I'm sure I've seen that Zagreb Film horse logo before, maybe on a Public Domain video. After which I would presumably have fast-forwarded through the cartoon, expecting there to be a culture and/or language barrier.

I think when most people think of Eastern European animation, they think of this:

From the Simpsons episode "Krusty Gets Kancelled", where kids' TV show host Krusty the Klown shows a cartoon starring "Eastern Europe's favorite cat and mouse team, Worker and Parasite!" The title, gloomy music and settings (a factory and a bread-line) are clearly meant to invoke images of the austere, work-driven Soviet Union at the time of the Cold War, and the joke is that it is neither entertaining nor comprehensible to anyone who doesn't live east of the Iron Curtain in the '50s.
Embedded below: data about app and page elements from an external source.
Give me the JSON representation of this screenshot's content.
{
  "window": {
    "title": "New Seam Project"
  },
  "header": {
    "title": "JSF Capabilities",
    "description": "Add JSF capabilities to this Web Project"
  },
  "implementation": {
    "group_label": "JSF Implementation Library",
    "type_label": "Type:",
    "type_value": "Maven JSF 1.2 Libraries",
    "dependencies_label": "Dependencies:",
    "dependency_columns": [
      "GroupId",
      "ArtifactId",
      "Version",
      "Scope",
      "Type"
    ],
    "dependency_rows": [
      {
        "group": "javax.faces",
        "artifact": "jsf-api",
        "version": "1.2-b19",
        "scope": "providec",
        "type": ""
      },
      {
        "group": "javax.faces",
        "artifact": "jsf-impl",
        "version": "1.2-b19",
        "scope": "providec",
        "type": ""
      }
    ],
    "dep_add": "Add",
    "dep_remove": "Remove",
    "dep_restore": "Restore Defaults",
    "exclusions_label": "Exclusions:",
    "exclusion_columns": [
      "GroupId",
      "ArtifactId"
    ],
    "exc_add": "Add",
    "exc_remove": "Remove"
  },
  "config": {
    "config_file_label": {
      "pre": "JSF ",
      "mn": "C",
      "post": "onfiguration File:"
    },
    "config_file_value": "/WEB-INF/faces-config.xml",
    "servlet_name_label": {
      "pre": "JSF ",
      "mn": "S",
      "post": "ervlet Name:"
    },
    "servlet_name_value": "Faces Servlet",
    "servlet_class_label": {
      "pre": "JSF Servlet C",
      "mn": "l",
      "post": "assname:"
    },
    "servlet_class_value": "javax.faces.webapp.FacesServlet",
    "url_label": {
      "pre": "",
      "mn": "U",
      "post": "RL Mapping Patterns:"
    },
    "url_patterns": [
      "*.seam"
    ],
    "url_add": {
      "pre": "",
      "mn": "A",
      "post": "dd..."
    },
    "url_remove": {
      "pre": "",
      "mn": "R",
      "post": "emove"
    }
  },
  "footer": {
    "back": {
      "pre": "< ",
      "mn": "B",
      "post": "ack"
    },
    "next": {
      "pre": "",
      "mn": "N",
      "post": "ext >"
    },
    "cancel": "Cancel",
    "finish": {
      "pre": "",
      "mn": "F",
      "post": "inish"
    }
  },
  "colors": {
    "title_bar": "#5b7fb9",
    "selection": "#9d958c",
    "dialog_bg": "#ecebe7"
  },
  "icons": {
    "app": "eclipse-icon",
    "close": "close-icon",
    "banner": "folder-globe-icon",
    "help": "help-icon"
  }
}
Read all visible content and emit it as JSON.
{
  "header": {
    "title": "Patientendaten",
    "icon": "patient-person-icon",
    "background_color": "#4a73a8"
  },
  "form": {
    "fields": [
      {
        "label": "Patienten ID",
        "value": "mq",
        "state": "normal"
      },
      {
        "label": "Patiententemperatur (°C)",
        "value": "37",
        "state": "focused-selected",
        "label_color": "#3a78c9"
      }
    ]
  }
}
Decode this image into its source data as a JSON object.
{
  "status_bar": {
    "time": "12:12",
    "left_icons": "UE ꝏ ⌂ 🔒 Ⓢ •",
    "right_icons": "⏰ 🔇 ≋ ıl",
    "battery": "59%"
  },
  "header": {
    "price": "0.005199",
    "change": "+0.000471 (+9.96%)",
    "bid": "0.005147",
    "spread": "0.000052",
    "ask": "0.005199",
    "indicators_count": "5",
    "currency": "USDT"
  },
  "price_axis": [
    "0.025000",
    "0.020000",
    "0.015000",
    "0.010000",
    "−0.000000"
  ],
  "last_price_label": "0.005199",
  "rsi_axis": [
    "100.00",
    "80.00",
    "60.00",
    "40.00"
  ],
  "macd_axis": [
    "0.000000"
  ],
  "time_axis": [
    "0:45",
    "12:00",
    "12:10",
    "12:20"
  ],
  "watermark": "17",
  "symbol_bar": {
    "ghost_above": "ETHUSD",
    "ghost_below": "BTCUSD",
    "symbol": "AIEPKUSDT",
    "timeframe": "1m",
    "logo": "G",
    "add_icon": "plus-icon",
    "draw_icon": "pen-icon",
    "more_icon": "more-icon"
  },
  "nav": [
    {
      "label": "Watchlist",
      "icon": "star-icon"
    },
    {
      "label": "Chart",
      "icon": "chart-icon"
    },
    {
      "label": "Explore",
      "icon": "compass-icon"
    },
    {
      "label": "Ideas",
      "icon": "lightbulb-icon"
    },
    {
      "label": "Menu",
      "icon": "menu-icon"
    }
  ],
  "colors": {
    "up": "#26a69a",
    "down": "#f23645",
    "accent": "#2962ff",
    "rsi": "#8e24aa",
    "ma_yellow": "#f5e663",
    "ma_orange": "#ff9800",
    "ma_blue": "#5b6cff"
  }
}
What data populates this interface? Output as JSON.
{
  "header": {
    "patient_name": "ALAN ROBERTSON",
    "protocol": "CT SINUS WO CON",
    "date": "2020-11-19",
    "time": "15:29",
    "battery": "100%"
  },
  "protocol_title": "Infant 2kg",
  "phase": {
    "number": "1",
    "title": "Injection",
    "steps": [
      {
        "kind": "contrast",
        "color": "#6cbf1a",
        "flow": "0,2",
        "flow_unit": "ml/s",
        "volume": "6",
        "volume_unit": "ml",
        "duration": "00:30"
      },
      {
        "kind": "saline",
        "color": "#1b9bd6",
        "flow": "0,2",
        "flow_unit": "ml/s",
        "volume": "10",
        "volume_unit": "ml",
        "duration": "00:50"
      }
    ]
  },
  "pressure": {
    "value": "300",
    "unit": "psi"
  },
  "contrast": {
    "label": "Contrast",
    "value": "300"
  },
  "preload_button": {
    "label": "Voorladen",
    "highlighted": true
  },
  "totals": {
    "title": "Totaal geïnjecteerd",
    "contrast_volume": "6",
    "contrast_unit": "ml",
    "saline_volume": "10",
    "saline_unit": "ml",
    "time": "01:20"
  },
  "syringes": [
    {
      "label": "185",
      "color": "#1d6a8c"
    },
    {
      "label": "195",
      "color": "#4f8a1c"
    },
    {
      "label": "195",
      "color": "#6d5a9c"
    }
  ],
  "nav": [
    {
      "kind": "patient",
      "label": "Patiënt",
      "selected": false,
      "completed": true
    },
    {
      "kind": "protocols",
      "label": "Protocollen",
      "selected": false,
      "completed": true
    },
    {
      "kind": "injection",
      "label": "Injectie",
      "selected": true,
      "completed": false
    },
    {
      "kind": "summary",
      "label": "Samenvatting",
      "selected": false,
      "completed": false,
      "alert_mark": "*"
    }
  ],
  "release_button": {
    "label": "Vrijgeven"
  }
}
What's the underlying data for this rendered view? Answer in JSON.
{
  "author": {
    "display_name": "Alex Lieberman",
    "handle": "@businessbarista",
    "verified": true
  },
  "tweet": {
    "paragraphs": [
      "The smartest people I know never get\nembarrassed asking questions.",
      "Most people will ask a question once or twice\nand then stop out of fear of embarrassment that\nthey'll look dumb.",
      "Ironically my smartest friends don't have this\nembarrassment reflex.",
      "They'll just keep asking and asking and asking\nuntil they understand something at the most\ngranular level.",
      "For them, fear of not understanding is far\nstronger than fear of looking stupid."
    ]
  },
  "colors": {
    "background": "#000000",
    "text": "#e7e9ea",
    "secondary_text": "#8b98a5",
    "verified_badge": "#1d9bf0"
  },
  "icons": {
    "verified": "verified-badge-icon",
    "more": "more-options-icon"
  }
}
(As a side note, in another Simpsons episode from the same time, "Mr Plow", Homer tries to buy a car from "Crazy Vaclav's Place of Automobiles", and is told that the car was built in a country which "no longer exists". I like to think this was the same country that produced "Worker and Parasite", whose titles are written in a fictional Slavic language. And the head animator of the Rembrandt Films Tom and Jerry series, animated and scored - but not written - in 1960s Czechoslovakia, was named VACLAV Bedrich! Coincidence?)

Soviet-era Eastern Europe may well have produced animated shorts which bring "Worker and Parasite" to mind. But the Zagreb cartoons from the 50s and 60s I have found have, I think, a universal appeal. They are generally dialogue-free but manage to tell stories through animation and music. I don't know if their creators had American animation in mind when they made them - were they trying to copy the style of U.S. cartoons, or react against it, or neither?

This cartoon, "Ersatz/Surogat", has the distinction of winning an Academy Award (an Oscar to you and me). It's very quirky and doesn't look anything like a U.S. cartoon... well, not a mainstream U.S. cartoon anyway. It's still easy for Western audiences to follow and be entertained by it, but putting it out as an example of Croatian animated film making kind of implies "they don't think the way we do".

The same director, Dusan Vukotic, was also capable of creating cartoons that were much more recognisable to people in the West. This one tells a story of childhood rivalry and ingenuity that's familiar to all who have been children, but still exaggerated in a suitably cartoony way. It's a bit like the final act of "Hare Today, Gone Tomorrow", where Buster and Babs fool Elmyra into thinking she's travelled to another planet.

The events from 6:15-6:50 bring to mind the fable of the blind men and the elephant.

Another director, Zlatko Grgic (who previously worked as character designer on Vukotic's cartoons) appears to have had two favourite themes: "No Good Deed Goes Unpunished" and "I Don't Know How To End This Thing". Here's his "Musical Pig". Watch as the poor pig brings happiness to all around him by his singing, and how his refusal to let them eat him anyway (!) causes conflict, strife, and even war!

Oh, and the knife-eating sound effects are painfully convincing!